EXERCISE REQUIREMENTS: Filter the material below so that only lines containing "Health" remain.

________________

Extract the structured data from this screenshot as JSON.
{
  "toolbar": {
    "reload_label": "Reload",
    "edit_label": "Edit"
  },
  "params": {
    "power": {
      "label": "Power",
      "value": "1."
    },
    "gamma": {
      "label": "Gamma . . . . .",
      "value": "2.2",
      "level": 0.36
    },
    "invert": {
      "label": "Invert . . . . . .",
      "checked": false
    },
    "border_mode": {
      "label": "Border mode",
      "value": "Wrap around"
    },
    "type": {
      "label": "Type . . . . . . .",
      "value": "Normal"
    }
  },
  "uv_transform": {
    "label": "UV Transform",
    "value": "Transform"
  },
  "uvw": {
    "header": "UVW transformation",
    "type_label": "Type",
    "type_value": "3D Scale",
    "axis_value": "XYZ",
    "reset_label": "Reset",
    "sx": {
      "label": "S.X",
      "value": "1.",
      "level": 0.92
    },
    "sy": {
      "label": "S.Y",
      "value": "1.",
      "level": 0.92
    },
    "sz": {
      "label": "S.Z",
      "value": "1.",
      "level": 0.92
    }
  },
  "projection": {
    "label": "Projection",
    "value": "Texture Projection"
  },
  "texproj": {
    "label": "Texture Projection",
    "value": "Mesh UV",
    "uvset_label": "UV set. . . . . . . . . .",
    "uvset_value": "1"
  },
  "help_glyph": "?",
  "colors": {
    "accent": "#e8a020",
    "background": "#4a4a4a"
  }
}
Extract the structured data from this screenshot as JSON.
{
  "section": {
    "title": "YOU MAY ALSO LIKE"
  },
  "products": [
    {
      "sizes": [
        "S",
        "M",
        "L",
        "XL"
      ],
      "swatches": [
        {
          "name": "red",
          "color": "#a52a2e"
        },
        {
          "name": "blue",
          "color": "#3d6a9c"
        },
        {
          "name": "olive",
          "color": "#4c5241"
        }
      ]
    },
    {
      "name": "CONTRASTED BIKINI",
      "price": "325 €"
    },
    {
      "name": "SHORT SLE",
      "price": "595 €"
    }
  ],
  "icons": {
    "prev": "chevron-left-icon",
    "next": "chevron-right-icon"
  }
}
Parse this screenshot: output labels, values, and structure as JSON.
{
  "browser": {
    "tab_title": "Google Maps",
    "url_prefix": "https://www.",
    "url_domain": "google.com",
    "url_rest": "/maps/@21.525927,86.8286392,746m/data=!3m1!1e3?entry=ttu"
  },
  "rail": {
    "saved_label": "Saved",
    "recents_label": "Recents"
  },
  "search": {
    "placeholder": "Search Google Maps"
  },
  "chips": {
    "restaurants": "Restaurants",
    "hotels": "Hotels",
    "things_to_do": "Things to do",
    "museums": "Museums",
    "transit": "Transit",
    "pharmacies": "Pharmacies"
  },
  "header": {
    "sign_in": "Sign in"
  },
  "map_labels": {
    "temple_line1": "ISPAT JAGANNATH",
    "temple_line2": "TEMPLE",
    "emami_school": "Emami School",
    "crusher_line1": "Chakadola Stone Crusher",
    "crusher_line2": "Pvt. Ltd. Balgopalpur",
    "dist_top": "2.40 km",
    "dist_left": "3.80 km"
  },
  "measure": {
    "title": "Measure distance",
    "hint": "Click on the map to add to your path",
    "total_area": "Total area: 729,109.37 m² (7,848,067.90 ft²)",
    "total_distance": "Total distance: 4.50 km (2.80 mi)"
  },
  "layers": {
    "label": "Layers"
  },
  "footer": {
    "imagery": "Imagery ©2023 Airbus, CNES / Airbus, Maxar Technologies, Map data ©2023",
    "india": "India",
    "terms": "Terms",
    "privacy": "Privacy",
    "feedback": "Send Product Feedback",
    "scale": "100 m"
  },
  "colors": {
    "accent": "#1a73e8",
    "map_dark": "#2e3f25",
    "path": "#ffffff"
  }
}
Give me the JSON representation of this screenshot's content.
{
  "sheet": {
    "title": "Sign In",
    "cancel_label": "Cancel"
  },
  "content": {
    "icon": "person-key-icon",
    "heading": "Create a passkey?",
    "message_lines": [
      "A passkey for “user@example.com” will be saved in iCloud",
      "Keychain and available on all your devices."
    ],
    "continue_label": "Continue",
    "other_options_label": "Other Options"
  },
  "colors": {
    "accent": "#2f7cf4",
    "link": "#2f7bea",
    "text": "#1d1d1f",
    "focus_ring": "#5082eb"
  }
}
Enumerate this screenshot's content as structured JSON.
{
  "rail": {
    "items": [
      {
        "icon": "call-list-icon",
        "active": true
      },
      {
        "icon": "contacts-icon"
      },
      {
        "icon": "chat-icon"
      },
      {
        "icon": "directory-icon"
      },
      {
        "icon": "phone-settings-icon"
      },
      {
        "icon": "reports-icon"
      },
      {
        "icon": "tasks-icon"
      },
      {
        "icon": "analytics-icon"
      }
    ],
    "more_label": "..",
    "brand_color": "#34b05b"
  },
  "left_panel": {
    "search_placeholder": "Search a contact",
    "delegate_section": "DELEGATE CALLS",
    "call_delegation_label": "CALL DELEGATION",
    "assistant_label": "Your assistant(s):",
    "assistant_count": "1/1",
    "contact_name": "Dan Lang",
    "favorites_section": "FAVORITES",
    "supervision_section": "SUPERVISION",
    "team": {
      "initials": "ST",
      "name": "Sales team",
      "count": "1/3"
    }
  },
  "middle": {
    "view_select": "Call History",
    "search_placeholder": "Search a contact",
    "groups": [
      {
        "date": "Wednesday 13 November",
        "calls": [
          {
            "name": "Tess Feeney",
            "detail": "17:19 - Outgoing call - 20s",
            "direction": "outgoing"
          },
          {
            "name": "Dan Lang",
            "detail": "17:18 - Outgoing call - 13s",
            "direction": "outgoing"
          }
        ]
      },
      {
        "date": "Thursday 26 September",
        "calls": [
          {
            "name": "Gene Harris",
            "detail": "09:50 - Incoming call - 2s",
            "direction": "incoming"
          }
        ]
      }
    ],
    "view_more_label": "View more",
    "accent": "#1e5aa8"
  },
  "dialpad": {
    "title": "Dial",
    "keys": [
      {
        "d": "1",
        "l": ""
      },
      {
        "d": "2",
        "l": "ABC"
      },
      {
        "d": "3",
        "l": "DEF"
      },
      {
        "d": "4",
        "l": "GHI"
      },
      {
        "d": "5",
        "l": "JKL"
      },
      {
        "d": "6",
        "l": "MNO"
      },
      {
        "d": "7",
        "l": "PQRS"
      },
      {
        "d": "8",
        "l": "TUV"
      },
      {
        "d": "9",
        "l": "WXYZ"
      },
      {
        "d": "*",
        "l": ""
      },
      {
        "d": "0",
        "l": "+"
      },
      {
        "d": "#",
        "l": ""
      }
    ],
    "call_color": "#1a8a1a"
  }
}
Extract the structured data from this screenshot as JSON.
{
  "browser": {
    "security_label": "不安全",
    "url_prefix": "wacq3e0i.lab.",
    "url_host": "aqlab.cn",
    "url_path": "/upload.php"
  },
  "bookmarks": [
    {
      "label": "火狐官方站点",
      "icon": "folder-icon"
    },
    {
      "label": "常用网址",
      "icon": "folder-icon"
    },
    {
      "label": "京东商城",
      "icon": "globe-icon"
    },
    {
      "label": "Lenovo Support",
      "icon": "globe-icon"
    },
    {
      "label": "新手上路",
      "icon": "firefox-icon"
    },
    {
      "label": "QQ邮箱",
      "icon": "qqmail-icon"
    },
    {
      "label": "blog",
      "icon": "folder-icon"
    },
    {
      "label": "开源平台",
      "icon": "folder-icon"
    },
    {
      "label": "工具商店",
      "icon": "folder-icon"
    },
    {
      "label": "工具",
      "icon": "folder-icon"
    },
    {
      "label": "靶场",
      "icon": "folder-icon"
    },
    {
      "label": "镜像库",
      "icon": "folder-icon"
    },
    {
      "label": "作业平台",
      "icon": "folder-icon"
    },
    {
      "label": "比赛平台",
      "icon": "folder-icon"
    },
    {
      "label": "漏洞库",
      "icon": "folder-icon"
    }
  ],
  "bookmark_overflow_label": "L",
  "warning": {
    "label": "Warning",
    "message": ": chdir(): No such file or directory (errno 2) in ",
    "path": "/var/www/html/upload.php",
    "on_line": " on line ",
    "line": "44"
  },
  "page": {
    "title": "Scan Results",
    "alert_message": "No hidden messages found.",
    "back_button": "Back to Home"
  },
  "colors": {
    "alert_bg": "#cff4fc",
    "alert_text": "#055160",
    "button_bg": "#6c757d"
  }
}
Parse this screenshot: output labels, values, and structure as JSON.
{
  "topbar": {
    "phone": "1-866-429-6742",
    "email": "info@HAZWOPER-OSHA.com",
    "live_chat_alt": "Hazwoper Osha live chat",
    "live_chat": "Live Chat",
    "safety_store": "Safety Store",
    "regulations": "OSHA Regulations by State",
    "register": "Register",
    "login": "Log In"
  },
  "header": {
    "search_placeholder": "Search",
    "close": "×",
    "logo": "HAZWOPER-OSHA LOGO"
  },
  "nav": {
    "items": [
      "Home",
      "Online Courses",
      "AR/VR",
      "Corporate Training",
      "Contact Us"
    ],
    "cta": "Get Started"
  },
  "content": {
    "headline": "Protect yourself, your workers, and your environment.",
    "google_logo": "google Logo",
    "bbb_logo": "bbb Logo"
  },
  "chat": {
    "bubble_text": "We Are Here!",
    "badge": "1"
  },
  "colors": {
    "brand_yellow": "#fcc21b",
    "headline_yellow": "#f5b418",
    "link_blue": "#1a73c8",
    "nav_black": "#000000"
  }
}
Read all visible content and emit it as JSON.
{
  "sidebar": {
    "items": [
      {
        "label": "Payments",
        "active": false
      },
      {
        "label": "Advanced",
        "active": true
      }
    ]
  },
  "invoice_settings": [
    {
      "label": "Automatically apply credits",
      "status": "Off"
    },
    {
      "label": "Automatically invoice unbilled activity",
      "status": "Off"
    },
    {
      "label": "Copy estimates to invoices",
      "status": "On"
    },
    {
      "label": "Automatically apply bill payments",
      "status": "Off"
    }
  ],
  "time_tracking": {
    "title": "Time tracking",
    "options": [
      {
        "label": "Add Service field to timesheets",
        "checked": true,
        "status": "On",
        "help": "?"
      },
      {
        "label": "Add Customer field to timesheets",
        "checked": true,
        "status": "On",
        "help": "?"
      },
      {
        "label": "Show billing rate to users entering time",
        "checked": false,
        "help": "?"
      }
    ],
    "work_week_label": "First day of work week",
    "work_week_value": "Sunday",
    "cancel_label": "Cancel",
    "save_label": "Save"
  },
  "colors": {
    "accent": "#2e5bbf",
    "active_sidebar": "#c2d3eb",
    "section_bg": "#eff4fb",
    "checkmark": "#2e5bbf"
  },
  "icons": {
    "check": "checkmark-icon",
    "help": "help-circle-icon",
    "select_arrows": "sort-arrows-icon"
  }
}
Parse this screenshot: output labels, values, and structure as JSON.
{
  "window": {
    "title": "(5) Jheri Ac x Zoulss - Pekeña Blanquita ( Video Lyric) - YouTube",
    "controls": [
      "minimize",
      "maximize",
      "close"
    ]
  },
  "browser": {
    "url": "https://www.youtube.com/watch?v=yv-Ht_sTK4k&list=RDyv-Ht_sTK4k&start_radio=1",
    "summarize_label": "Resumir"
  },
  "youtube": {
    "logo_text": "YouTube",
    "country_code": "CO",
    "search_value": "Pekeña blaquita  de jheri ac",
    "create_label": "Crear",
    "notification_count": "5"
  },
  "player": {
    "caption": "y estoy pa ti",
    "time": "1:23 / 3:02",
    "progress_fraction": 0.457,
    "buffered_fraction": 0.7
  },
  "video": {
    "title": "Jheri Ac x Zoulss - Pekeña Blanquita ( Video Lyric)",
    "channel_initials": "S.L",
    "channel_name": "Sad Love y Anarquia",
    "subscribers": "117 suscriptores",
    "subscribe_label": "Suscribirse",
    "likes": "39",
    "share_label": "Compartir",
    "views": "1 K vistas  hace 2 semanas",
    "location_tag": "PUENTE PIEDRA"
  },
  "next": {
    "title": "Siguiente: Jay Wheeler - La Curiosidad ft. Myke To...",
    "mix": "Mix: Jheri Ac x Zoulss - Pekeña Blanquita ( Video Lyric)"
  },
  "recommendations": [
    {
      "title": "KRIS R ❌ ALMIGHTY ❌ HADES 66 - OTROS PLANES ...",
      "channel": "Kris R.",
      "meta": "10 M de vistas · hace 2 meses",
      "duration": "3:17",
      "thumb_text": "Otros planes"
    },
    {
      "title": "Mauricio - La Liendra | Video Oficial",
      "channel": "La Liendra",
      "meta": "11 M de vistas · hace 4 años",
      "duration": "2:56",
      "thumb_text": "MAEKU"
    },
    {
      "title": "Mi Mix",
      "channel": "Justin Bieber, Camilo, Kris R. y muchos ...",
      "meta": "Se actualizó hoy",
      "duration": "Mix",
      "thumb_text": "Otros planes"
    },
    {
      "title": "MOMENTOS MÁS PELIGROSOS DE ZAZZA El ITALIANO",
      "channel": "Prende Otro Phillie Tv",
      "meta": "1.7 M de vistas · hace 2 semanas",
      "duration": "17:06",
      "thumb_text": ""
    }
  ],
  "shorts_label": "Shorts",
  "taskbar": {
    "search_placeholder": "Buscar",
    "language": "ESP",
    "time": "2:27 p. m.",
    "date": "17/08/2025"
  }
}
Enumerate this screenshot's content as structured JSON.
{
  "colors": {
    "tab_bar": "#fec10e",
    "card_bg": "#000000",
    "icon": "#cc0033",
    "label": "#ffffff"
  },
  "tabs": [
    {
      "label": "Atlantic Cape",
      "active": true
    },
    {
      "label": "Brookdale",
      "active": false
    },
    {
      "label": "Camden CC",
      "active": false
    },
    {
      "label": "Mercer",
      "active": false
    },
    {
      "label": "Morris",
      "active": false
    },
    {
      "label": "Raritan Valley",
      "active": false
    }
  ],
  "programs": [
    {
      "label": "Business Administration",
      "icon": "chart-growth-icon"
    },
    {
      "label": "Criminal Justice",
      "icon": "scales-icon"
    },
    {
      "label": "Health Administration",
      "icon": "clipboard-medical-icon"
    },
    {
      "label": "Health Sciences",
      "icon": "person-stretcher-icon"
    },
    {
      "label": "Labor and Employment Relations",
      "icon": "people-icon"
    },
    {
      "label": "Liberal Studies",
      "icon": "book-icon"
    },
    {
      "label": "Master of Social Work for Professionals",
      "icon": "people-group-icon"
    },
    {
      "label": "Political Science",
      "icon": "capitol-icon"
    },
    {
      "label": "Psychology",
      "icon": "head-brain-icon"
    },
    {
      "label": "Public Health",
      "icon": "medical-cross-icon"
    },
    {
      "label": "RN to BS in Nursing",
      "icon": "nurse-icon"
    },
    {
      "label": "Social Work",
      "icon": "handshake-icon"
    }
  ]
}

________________

WRITTEN ANSWER:
      "label": "Health Administration",
      "label": "Health Sciences",
      "label": "Public Health",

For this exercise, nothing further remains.